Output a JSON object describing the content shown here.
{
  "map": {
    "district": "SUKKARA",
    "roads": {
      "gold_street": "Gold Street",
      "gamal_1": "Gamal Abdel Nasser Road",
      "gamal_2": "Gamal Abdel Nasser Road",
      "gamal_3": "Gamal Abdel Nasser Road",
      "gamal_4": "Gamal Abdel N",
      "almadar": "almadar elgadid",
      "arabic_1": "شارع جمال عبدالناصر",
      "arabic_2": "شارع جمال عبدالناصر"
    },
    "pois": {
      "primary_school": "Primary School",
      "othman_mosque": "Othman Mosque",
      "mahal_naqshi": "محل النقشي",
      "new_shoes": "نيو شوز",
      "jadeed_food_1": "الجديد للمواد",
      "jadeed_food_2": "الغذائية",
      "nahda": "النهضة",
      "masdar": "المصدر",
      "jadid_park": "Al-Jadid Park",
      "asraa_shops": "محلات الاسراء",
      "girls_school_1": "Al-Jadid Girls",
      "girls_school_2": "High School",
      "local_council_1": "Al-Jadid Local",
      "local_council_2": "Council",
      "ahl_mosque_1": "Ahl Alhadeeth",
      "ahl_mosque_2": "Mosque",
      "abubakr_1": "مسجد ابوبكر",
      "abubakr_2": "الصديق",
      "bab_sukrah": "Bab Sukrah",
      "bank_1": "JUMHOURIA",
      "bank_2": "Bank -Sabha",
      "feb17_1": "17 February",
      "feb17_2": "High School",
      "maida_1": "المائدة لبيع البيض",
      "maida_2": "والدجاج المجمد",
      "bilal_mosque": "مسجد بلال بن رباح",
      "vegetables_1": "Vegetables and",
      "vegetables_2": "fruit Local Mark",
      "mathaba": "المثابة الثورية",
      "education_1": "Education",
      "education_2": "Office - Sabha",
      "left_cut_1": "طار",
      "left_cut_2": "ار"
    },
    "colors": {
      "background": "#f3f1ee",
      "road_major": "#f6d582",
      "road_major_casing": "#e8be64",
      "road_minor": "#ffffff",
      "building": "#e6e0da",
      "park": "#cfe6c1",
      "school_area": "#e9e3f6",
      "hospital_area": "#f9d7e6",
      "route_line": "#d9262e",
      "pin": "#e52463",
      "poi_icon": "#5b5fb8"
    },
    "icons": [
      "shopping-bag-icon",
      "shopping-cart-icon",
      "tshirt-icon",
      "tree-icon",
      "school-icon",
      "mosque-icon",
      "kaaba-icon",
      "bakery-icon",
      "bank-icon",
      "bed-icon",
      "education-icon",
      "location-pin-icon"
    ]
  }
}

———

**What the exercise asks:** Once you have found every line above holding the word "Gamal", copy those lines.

**Task solution:**
      "gamal_1": "Gamal Abdel Nasser Road",
      "gamal_2": "Gamal Abdel Nasser Road",
      "gamal_3": "Gamal Abdel Nasser Road",
      "gamal_4": "Gamal Abdel N",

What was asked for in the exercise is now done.